(AP Photo/J Pat Carter)

Up until now, Luis Valbuena’s major league career has not been very noteworthy. He never hit above .250 and posted the best wins above replacement of his career as a 27-year-old last year (1.0). This season, however, is much different.

Valbuena is batting .284 with a  0.382 on-base percentage and 0.458 slugging and a 132 wRC+, which means he has created 32 percent more runs than the league average after adjusting for the park and league he plays in.

“Nothing different,” Valbuena said of his success last month. “I’m looking for my pitch and being aggressive in the zone.”

There is plenty different, but it has nothing to do with looking for pitches or being more aggressive in the zone. For example, last season he swung at 21 percent of pitches outside of the strike zone and 60.7 percent of those within, this season he is swinging at 21.8 percent and 60 percent, respectively. He isn’t making more contact either.
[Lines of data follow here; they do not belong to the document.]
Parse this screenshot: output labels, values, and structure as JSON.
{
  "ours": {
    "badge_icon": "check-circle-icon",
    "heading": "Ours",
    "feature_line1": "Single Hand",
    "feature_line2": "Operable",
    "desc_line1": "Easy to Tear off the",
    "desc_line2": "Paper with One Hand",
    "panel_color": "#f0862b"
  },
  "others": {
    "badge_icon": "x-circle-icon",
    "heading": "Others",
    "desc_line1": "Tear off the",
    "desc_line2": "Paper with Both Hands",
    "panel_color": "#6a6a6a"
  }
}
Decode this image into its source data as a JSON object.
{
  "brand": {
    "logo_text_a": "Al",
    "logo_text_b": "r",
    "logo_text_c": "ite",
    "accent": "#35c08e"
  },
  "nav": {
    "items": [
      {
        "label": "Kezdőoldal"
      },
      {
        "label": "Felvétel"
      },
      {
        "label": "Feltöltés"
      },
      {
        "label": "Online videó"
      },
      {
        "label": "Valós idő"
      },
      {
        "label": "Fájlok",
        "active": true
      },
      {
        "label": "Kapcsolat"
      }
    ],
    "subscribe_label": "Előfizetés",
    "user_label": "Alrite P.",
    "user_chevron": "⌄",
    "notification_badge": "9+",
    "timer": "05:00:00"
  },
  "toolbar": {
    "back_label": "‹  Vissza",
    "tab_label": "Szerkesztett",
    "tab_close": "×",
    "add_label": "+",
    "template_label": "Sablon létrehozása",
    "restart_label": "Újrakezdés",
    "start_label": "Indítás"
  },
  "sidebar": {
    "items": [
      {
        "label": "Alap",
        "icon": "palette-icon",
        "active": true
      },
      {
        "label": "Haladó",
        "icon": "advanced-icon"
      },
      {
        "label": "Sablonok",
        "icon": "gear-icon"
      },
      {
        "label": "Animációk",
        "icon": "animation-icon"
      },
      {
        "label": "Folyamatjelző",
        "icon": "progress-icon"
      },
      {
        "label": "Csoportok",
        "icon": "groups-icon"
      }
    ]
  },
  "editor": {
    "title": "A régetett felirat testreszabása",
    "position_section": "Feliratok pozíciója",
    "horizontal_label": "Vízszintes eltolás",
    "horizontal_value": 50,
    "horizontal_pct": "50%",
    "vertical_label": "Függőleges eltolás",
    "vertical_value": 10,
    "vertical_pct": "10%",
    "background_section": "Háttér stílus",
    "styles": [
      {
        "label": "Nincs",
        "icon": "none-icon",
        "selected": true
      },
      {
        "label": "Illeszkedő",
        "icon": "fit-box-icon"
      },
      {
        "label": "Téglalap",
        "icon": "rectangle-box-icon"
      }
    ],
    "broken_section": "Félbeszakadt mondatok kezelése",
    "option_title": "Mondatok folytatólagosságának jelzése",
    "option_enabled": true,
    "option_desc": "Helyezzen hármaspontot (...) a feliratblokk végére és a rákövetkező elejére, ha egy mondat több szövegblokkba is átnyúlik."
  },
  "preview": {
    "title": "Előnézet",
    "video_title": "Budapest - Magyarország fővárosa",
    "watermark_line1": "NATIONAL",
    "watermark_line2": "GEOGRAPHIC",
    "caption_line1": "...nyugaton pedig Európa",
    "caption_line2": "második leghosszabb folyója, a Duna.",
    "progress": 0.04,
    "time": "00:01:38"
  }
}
Here is what is different: Valbuena is finally hitting the “hard” stuff – fastballs, sinkers and cutters. Last season he batted .218 against fastballs and this season is at a robust .308.

And don’t let the high batting average on balls in play (BABIP) fool you: this isn’t good fortune fueling the production, Valbuena is hitting the ball better. Against right-handed pitchers he is hitting line drives on 25 percent of the balls put in play and against lefties 35.3 percent – career highs for both.

Valbuena will cool off from his recent eight-game hot streak (.419 with five doubles, a homer and five RBI) but his improvement is very, very real.